- **Task item**
Please copy out the lines in the entries that contain "only".

- **Input records**
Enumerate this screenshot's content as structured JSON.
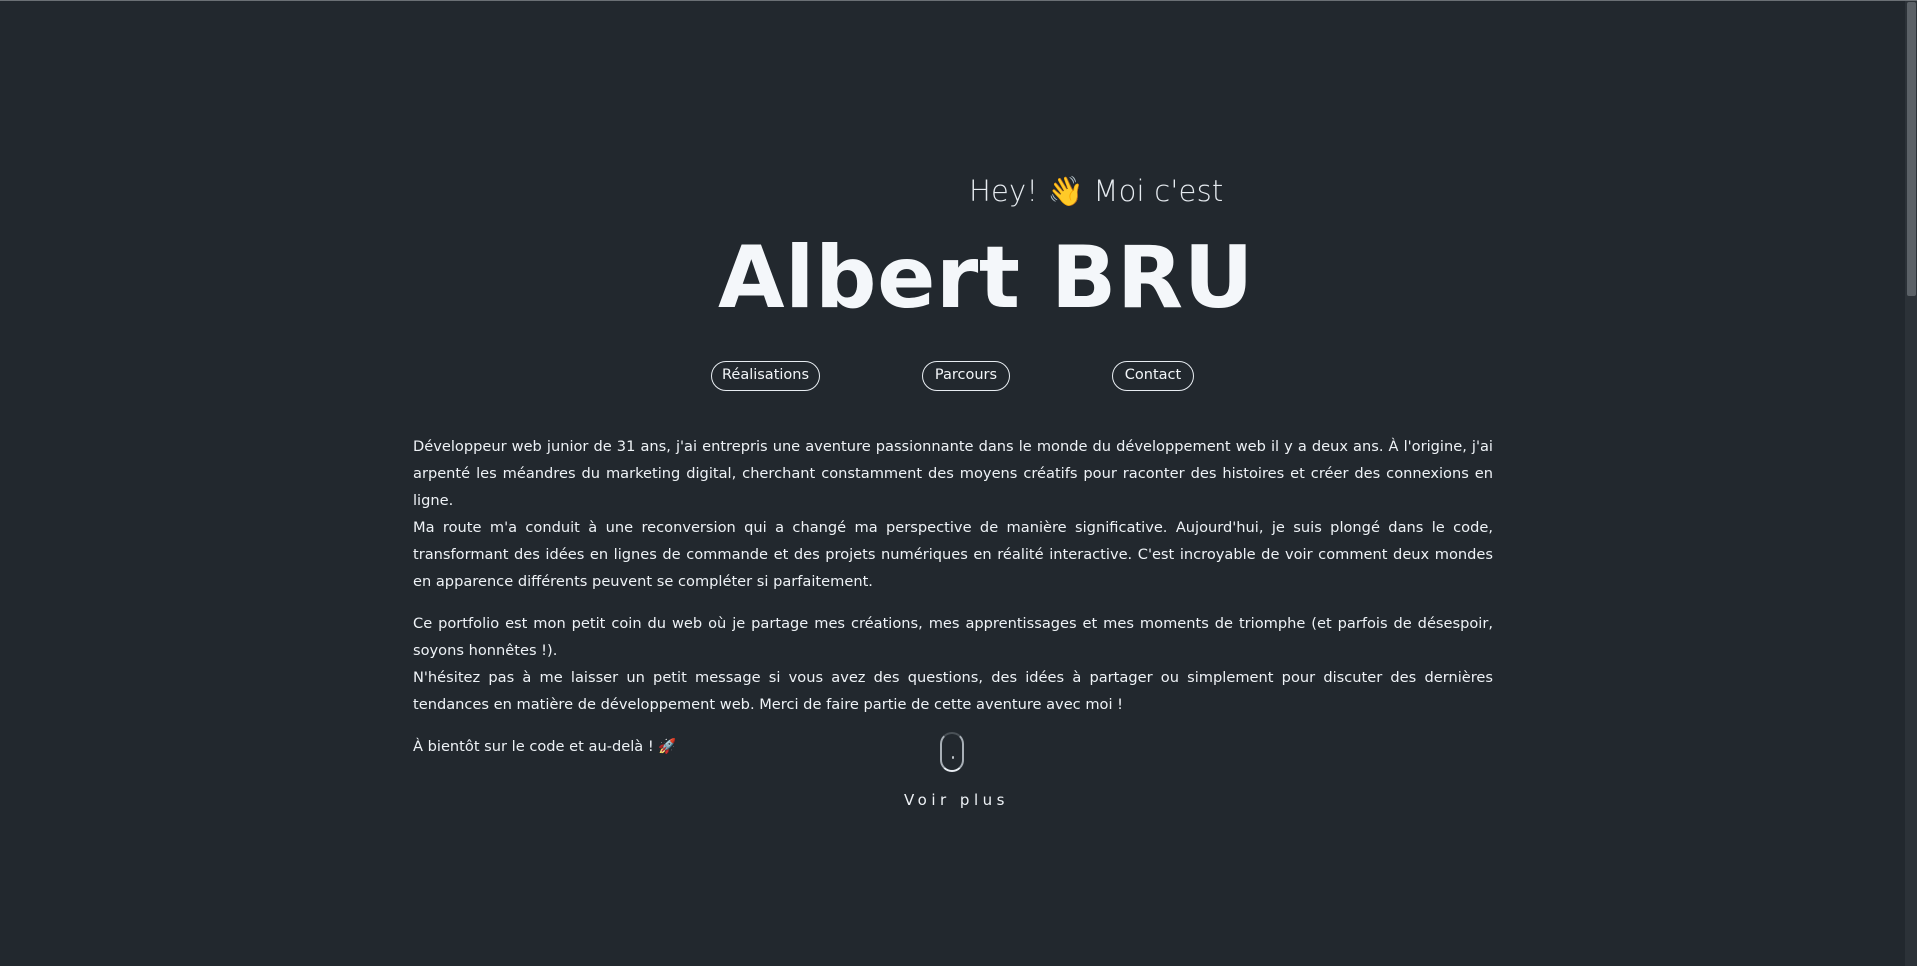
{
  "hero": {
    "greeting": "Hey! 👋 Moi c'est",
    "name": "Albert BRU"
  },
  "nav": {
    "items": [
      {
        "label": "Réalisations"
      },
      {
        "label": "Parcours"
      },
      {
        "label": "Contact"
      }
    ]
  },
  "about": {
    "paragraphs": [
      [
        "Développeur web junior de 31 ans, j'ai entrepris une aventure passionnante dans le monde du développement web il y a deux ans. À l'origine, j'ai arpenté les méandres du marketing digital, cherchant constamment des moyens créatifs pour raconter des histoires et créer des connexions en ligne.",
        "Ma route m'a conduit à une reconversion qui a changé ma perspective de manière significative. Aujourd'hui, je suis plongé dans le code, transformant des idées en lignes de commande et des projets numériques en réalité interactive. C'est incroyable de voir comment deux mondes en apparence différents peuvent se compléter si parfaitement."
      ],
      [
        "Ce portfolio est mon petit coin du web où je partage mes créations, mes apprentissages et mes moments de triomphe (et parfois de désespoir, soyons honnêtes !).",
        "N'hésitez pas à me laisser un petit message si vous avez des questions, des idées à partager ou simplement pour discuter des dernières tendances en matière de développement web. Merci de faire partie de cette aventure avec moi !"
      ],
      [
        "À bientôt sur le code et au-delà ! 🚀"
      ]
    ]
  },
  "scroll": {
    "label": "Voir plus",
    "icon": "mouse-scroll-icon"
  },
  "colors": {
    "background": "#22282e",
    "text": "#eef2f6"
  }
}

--

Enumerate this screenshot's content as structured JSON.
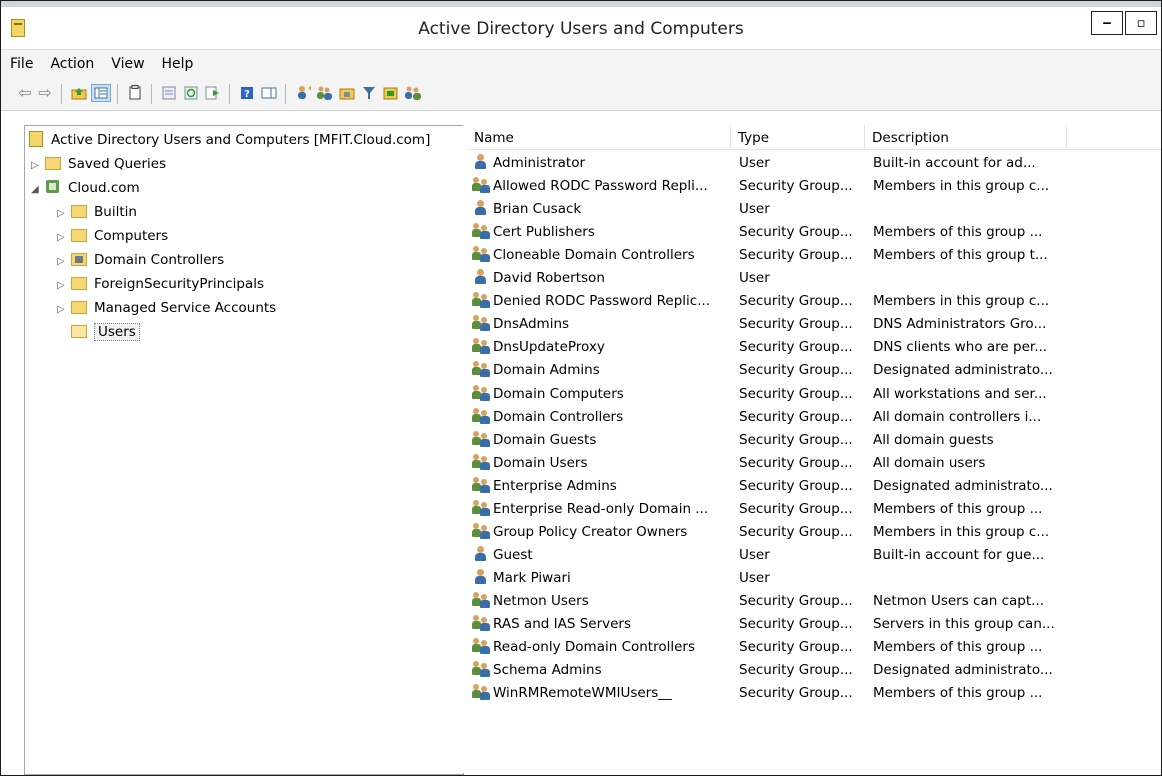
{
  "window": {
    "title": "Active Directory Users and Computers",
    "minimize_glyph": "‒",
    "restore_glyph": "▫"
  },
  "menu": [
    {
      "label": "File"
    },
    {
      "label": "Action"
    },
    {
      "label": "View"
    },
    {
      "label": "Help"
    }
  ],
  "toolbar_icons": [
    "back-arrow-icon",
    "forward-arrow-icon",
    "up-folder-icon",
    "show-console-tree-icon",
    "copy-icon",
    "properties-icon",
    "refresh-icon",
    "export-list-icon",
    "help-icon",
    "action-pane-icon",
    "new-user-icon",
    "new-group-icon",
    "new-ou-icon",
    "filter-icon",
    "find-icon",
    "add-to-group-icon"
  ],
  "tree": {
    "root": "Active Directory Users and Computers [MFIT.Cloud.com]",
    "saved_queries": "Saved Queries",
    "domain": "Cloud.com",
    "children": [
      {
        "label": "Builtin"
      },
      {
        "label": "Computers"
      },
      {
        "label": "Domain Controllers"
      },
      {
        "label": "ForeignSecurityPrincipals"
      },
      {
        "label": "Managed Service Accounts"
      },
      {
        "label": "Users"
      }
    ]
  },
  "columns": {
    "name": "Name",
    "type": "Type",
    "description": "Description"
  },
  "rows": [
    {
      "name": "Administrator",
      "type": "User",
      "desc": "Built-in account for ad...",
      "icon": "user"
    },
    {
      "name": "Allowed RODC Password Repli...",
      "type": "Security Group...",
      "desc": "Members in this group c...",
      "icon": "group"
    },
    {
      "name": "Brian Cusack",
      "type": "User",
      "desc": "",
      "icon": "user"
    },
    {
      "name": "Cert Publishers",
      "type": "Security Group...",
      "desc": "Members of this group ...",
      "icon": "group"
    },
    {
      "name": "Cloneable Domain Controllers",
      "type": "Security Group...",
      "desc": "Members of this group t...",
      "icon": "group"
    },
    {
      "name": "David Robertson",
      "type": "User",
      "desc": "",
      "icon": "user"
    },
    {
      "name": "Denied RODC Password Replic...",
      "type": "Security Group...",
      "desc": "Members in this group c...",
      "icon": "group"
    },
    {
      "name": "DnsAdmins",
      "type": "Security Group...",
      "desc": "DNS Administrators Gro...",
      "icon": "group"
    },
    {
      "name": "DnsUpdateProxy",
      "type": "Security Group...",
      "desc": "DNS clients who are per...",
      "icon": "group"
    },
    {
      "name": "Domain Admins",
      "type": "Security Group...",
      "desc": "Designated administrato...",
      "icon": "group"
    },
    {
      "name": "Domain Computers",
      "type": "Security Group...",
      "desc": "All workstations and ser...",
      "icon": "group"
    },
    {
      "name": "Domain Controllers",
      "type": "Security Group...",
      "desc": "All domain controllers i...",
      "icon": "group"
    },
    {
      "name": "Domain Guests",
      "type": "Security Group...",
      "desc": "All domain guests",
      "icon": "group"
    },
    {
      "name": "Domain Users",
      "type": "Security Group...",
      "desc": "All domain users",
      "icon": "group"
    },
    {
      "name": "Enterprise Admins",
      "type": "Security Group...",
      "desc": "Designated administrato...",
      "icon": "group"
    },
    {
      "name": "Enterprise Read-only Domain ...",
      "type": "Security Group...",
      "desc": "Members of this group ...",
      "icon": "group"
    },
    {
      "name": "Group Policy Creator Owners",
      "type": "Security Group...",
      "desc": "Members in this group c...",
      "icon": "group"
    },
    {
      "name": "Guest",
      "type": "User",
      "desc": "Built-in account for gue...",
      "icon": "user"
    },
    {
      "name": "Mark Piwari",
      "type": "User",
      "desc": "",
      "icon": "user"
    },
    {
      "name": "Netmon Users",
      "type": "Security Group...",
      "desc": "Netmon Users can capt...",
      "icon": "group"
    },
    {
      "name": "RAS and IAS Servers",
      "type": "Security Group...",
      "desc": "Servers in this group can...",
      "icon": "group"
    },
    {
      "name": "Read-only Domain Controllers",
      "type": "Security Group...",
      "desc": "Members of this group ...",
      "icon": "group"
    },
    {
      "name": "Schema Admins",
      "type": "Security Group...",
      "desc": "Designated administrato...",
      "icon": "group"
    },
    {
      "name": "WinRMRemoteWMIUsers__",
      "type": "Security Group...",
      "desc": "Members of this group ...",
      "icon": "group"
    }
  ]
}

- **Result of this task**
      "name": "Enterprise Read-only Domain ...",
      "name": "Read-only Domain Controllers",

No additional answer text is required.